How To Remove Embroidery with a Stitch Eraser Shaver
Well, well, well, you're here. This means you fucked up, so this is how you remove embroidery using a stitch eraser shaver. We're in the embroidery shop and we are all set up. We did some boo-booing. We need to remove the embroidery on a custom jacket. We don't know why you need to remove, but essentially, you need to remove it.
Tools and tips to remove embroidery
- You need your stitch eraser, shaver.
- You'll need your little snips and then obviously, that piece that you need to fix.
The one thing that I tell everyone when removing the embroidery, is you have to understand the science behind embroidery in order to understand how to remove it.
The science behind embroidery
First things first is you got to understand how it's done. There's a top thread, bottom thread. The top thread is what you see on the front and then at the back here, you'll see that the bobbin, which the bottom thread, essentially ties everything in together here on the bottom. What's super important to do is to take that shaver and cut that line. We use white bobbins, but you might be using black bobbins. Just to shave that and make sure that it's all removed. Then, I also like to do is put my finger that's holding everything, pushing on the back so that when you're applying the pressure here, you're actually onto a hard surface. Let's start and show how this works.
I find that starting with one section, removing, and then moving is the best way, because if you try to shave the whole thing, it gets dirty and the thread's all over the place and you can't see very well. We see here that we've cut everything here.
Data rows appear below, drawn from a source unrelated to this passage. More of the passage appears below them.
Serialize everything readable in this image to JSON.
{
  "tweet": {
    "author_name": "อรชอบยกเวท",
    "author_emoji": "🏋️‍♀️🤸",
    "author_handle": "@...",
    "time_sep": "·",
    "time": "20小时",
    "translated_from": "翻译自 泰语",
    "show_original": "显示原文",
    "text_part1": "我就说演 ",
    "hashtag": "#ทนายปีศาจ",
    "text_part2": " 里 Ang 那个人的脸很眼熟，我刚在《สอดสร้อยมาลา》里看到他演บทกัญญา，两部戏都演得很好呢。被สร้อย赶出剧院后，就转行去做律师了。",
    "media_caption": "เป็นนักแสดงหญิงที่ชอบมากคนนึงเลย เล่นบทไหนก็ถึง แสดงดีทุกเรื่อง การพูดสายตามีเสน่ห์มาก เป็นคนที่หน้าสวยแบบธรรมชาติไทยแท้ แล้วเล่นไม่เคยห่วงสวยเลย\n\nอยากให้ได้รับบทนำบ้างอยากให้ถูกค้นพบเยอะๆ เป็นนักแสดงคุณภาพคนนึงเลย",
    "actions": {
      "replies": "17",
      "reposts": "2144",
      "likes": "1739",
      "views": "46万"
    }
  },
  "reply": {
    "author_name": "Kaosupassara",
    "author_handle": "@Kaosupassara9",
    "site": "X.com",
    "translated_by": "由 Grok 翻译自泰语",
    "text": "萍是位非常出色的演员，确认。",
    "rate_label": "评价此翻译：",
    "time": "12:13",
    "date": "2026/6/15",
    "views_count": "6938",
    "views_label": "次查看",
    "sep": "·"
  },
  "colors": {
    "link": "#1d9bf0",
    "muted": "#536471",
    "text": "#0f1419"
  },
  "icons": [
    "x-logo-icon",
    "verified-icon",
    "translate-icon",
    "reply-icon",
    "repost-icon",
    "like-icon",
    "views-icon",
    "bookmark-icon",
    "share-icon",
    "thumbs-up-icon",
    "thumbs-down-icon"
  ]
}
Then, we flip it over and then I like to just start off by scratching and you see that since the bobbin is gone, well, this fabric's leaving. This is the patience job, essentially. You can't go fast on this stuff. You got to take your time. If the thread's not coming out, don't pull on it. This is a nice work wear jacket, so the fabric is actually pretty, pretty hard, so it won't damage it as much, but it could be something softer, more sporty and the outcome wouldn't be the same, especially if you're tugging on there.
We can see here right now, it's still, still stuck holding somewhere. Depending on how you like to do it, but I try to look at it, flip it over. Try not to keep cutting when the cut away backing is off. You can pull it little bit, make sure, see how it's looking. Flip it over again, and then go back to the front. See that almost everything is gone and pull.
I'm going to take the scissors, cut that as close as possible. Make sure that little piece is gone. Flip it over and we see that there's that little piece that's still sticking out on the other side. Patience, again, is key, using your nails. Got to get it to come out and you see here, there's not much left. There you go. Everything is gone. Then you move on to the next letter.
Difference between a jump stitch and run stitch?
Get out that little tool and keep in mind, this is coming out super nice because it is a jump stitch. It's not a run stitch. However, you'd have a big patch with a run stitch. Don't even try. It's not going to work and if it does, there's so much needle puncturing in the garment, that it's not going to be able to be covered up again.
Keep Going carefully
Here, same thing. Next letter, scratch on there. Scratch, scratch, scratch, scratch as much as you can until you can't remove it anymore. Essentially, what you're doing here is you repeat the process the whole way until all the letters are done. Take your time, be patient because it is not so fun to do, but you got to be pretty meticulous to make sure that it's all nice and you don't damage the garment.
Conclusion on the process
As you can see, this is how you get this done. It takes some patience some time, but again, with the right tools and the right patience, it can be done. Doesn't work on everything. Doesn't work on all stitch types. Please do keep that in mind. Never forget, you need your little snips and your stitch removal eraser. If you need any of these tools, please do feel free to reach out to my good friend, El Nora from TWI Industries out in Toronto. He'll be more than happy to help you get up on all these embroidery tools.
If you start with embroidery or just need more tricks from our experts, see our post on "How to Rotate An Embroidery Design?" for those who want additional details on rotating an embroidery design. Consider utilising Solvy as well if you want to improve the quality of your needlework.
If ever you want to geek out on some of this stuff and you want talk to me about some of this stuff, please do feel free to reach out. I love to geek on this stuff, whether you're at shop, operator or not, doesn't matter. I just love embroidery. Please do feel free to reach out.